If you ever venture to any Office fansite or hang around Office LiveJournal communities, you may notice people have taken boring ol’ screen shots from The Office and adjusted the color and texture to make cool looking headers and icons. How do they do such a thing? Today, Flonkerton is here to give you some tips. Note: you’re going to need a good photo editing program, like Photoshop CS or newer. I also recommend that you’re fairly familiar with layers in Photoshop before trying out some of these tips.
Step 1: Get your screen cap
There are a couple way to get the screen shots you desire.
A. Find screen caps online Some places you can go are:
Office Caps @ LiveJournal find seasons 1 and 2 and deleted scenes here (a couple months behind on season 3)
Toxic Cloud @ LiveJournal find nearly all of season 3 here
Time – Enough.net find high quality screens from some of the more JAM-centric episodes of season 2 here
Sparklies Gallery high-res Season 3 promo shots here.
B. Make your own Caps
From the DVDs: the ease of doing this depends on what DVD player you use, look for a “screen capture” option. I personally had very little luck capturing screens from a DVD until I found this tutorial for capturing with Windows Media Player. Even then it’s still wonky.
From iTunes episodes: open them up in QuickTime, pause at the frame you want, go to View > Copy (or even easier, hit CTRL+C) then paste in your preferred photo-editing program.
From an avi/mpeg/wmv/whatever file on your computer: You can open these files in a program like VirtualDub (mpeg2 or mod version) then save either a single frame or an image sequence (a must if you want to make animated icons).
Step 2: Brighten up your screen caps
So now you have the exact screen cap you want, but it’s looking a little dull.
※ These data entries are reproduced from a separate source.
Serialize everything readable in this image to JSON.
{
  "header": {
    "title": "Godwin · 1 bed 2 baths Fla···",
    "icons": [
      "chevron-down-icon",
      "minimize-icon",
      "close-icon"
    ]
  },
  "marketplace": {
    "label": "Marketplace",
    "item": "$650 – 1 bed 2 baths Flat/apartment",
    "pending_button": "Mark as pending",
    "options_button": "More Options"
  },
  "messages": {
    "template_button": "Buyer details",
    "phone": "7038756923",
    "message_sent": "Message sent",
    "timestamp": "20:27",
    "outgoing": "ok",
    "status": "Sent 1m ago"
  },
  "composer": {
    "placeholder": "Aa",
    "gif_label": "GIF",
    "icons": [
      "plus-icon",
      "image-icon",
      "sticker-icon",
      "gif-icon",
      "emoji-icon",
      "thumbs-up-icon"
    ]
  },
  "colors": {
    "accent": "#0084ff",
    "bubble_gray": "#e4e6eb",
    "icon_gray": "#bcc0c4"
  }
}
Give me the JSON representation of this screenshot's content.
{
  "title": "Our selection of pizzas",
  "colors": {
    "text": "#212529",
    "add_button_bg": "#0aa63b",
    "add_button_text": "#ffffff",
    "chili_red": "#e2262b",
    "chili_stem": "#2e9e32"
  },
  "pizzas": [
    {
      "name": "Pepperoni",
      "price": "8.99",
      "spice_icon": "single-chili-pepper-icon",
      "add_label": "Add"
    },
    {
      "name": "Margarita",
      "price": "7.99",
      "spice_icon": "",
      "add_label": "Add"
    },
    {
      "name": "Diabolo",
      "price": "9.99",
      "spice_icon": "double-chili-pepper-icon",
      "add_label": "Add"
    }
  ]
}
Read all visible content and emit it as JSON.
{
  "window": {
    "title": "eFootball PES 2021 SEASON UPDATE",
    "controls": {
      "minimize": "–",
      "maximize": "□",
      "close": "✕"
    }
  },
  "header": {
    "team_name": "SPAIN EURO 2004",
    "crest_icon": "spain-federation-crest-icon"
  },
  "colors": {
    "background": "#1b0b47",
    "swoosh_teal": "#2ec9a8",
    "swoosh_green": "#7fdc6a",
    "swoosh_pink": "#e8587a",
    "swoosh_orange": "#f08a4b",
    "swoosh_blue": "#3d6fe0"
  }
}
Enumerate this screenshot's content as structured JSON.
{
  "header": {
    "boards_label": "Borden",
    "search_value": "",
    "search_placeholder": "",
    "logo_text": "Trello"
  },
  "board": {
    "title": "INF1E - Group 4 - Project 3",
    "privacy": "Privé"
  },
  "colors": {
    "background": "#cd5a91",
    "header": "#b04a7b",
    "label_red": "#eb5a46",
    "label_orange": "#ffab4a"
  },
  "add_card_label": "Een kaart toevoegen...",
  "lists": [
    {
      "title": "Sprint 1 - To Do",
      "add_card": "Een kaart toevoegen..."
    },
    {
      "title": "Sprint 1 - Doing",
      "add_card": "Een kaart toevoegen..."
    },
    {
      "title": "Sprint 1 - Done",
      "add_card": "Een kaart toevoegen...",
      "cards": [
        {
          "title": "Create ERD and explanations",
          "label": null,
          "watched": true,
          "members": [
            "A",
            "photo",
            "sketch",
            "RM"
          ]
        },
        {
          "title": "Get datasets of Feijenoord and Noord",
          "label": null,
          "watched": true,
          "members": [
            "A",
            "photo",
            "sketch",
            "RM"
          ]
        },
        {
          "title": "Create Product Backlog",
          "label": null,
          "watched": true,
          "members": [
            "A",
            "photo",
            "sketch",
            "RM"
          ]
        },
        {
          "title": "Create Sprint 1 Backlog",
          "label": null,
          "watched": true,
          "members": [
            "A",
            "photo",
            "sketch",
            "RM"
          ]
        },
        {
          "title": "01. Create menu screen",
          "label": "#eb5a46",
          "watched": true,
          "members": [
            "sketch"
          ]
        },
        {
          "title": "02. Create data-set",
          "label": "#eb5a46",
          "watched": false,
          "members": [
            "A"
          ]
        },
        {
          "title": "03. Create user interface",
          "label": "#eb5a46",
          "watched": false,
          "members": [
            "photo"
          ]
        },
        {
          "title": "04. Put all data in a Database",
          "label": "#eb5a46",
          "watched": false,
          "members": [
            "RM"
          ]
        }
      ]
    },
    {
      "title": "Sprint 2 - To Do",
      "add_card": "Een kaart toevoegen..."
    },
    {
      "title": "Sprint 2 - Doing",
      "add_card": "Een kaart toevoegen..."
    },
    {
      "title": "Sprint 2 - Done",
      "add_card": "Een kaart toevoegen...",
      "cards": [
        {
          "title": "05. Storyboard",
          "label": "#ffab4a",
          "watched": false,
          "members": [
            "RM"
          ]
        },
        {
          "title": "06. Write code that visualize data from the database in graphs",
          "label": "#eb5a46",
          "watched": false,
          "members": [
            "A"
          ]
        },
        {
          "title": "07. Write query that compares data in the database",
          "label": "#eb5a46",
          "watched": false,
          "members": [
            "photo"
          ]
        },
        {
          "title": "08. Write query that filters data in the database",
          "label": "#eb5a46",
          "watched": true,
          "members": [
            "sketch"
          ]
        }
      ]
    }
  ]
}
The Office isn’t exactly a bright, colorful show to begin with, and a computer screen only makes it look more gray and dark. So how do you go from
this to this ?
This tutorial on vibrant coloring is a simple but effective guide to making those dull screen shots usable. But trial and error is still the name of the game, so play with the opacity and the color of the layers to get the colors your desire (you will definitely want to tone down the screen use for lighter caps).
Step 3: Get Creative
It is time for you to take that shinny, bright screen cap and make something pretty. What to make? Well, that’s up to you. Play with the colors, use stamps and brushes to add details, put a quote in there, or throw in a texture. The sky is the limit.
- LiveJournal is a great resource for tutorials, brushes, whatever. I just found a community called Icon Tutorials, which is exactly what it sounds like, and has any kind of tutorial you could want. Also at LiveJournal, check out the user info of your favorite icon makers or icon communities; they will often have the resources they used listed there.
- deviantART is another good site to find tutorials, textures, and brushes.
- For fonts, DaFont.com is just about the best place to find cool, free fonts.
- And if you want to venture into animated icon making, here’s a nice, easy-to-follow tutorial for that.
Making nice graphics is going to take practice and a lot of trial and error, so you may want to have a notebook handy so you can easily write down the techniques that do and don’t work for you.
If you’re like me, or Karen Filipelli, and need a “project” to get the creative juices flowing, you can participate and icon/graphics making challenges. I’m personally participating in Office LIMS round two, and Jam Stillness looks like a good place to get involved on a challenge to challenge basis.
Appendix: just using other people icons
If after all this you decide it’s not really worth it make your own icons and graphics, don’t worry, you can find plenty of pre-made images. The LJ Office Icons and Office Fanworks communities are a good place to start.